Understanding the basics
Why is data visualization important?
Data visualization can provide insight that traditional descriptive statistics cannot. With the current rapid proliferation of data, data visualization design is a powerful and coherent way to visually communicate quantitative content and enable users to more easily and quickly process large amounts of information.
Why is visualization so powerful?
Our sense of sight provides information much faster than the other senses, and we process what we see even before we think about it. Data visualization design takes advantage of this rapid sensory response, which is why data visualization in design is so powerful and communicates so effectively.
What are the benefits of visualization?
Data visualization design provides faster, improved insights into datasets and gives viewers the ability to process them more quickly.
How do you use data visualization?
Data visualization is the graphic presentation of data. Data visualization design uses visual elements like charts, graphs, and maps that offer insight into trends and patterns in data.
How is vision related to psychology?

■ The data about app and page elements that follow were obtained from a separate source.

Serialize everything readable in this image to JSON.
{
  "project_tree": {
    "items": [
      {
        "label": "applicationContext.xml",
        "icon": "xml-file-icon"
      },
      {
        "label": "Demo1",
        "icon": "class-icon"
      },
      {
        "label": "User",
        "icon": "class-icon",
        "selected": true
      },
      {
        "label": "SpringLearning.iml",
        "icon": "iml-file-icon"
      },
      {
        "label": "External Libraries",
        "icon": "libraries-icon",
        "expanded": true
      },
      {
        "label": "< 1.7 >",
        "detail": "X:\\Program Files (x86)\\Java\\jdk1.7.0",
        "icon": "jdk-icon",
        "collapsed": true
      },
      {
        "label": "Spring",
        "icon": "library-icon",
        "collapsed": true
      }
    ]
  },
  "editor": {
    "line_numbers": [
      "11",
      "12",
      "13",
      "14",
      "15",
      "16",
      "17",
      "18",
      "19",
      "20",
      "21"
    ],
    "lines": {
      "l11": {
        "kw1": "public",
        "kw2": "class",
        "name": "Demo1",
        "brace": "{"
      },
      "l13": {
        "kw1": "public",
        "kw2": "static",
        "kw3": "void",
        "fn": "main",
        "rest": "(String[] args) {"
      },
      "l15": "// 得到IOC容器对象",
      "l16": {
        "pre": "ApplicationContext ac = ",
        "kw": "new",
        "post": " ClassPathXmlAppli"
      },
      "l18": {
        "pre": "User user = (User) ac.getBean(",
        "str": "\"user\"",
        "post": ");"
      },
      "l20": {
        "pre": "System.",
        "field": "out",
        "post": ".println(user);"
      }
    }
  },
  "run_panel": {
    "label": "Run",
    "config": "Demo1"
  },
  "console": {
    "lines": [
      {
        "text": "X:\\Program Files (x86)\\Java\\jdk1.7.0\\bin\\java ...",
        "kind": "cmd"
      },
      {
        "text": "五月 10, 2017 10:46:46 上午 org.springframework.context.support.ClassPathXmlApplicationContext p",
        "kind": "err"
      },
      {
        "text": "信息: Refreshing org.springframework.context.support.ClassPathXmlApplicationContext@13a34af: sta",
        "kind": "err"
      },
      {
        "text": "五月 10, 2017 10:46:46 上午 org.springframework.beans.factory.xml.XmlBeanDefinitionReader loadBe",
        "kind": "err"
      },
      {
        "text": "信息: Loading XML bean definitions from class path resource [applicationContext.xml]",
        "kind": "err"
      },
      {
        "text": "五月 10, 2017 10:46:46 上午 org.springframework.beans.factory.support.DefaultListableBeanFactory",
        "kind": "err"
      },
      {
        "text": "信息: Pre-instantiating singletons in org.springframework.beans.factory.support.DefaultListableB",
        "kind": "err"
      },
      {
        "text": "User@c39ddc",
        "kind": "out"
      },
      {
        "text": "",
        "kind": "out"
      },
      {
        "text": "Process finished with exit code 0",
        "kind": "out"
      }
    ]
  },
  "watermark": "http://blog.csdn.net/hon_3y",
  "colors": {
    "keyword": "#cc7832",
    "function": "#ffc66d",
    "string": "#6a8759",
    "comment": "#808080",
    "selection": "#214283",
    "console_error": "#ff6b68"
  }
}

Psychologists study sensation to understand perception. Our senses are the physiological basis of perception, which is the process by which the brain selects, organizes, and interprets the sensations gathered by our sensory receptors, the eyes.